The Chromebook is an idea ahead of its prime. It makes sense for certain businesses – or at least portions of certain businesses – where you don't need high-end applications and you don't have to worry about losing internet access. Google is targeting enterprises with a subscription pricing model, in which you pay a monthly fee for hardware, software, and support.

But for consumers, the Chromebook is a rather intriguing creation that's ultimately less useful than you'd like it to be. It needs more than a file manager. It needs five more years of interwebs evolution. ®

Top 5 reasons to deploy VMware with Tegile

60%
Samsung Chromebook

Samsung Chromebook: The $499 Google thought experiment

Slimline 12in netbook for internet communications, cloud computing and remote storage.
Price: $499 RRP

More from The Register

next story
Don't wait for that big iPad, order a NEXUS 9 instead, industry little bird says
Google said to debut next big slab, Android L ahead of Apple event
Xperia Z3: Crikey, Sony – ANOTHER flagship phondleslab?
The Fourth Amendment... and it IS better
Ex-US Navy fighter pilot MIT prof: Drones beat humans - I should know
'Missy' Cummings on UAVs, smartcars and dying from boredom
Netscape Navigator - the browser that started it all - turns 20
It was 20 years ago today, Marc Andreeesen taught the band to play
A drone of one's own: Reg buyers' guide for UAV fanciers
Hardware: Check. Software: Huh? Licence: Licence...?
The Apple launch AS IT HAPPENED: Totally SERIOUS coverage, not for haters
Fandroids, Windows Phone fringe-oids – you wouldn't understand
Apple SILENCES Bose, YANKS headphones from stores
The, er, Beats go on after noise-cancelling spat
Here's your chance to buy an ancient, working APPLE ONE
Warning: Likely to cost a lot even for a Mac
prev story

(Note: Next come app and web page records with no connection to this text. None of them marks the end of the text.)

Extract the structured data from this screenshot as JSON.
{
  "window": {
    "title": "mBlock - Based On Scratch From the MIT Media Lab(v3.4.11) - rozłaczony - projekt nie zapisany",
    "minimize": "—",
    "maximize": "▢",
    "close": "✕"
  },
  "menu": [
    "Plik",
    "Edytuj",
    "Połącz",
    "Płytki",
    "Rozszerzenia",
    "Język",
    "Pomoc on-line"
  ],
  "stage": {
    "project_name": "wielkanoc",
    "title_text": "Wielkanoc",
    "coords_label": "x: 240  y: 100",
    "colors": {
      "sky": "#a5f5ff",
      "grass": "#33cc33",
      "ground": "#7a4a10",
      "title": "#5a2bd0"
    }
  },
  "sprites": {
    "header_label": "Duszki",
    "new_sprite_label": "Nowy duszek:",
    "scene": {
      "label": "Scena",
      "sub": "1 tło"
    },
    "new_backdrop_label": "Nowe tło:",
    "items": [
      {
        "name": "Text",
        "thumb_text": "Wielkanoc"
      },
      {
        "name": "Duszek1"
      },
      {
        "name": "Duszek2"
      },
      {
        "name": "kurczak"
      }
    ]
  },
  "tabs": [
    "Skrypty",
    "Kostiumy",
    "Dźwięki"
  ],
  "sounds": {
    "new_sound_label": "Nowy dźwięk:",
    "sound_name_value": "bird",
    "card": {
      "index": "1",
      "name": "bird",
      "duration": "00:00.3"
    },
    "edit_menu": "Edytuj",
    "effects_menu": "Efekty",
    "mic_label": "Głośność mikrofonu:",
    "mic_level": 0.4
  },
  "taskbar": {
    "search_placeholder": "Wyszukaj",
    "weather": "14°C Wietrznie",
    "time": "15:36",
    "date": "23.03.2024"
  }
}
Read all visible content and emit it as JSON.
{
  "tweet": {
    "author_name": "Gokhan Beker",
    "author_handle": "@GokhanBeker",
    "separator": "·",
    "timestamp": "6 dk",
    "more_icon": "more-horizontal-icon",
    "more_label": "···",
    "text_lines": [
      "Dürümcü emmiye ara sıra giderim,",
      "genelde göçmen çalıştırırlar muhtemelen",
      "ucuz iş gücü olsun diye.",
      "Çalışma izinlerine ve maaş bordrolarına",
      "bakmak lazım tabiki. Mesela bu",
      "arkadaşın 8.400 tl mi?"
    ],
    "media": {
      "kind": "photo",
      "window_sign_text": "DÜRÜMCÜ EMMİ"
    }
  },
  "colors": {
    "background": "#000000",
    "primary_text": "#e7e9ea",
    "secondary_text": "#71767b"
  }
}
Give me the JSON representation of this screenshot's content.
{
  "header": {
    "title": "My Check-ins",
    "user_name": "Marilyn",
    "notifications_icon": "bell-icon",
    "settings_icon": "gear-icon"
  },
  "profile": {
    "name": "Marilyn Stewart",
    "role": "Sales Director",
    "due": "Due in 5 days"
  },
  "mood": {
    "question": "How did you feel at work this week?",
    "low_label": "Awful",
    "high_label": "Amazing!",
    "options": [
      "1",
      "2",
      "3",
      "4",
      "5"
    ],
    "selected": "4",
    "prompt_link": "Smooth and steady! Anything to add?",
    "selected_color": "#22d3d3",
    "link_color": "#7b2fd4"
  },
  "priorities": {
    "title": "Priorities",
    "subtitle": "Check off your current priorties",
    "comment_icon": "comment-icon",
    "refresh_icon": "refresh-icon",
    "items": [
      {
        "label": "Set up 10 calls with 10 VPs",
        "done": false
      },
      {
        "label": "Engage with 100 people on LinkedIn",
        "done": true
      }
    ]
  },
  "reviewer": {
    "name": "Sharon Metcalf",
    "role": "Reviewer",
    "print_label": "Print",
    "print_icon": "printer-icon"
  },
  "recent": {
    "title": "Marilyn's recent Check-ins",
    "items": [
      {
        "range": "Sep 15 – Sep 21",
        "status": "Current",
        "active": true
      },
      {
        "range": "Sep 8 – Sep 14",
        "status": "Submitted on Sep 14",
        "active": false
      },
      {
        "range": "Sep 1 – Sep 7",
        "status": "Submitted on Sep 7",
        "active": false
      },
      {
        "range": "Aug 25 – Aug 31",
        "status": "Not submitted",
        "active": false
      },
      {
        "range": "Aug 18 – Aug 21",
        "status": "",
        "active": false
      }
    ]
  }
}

Whitepapers

Forging a new future with identity relationship management
Learn about ForgeRock's next generation IRM platform and how it is designed to empower CEOS's and enterprises to engage with consumers.
Why cloud backup?
Combining the latest advancements in disk-based backup with secure, integrated, cloud technologies offer organizations fast and assured recovery of their critical enterprise data.
Win a year’s supply of chocolate
There is no techie angle to this competition so we're not going to pretend there is, but everyone loves chocolate so who cares.
High Performance for All
While HPC is not new, it has traditionally been seen as a specialist area – is it now geared up to meet more mainstream requirements?
Intelligent flash storage arrays
Tegile Intelligent Storage Arrays with IntelliFlash helps IT boost storage utilization and effciency while delivering unmatched storage savings and performance.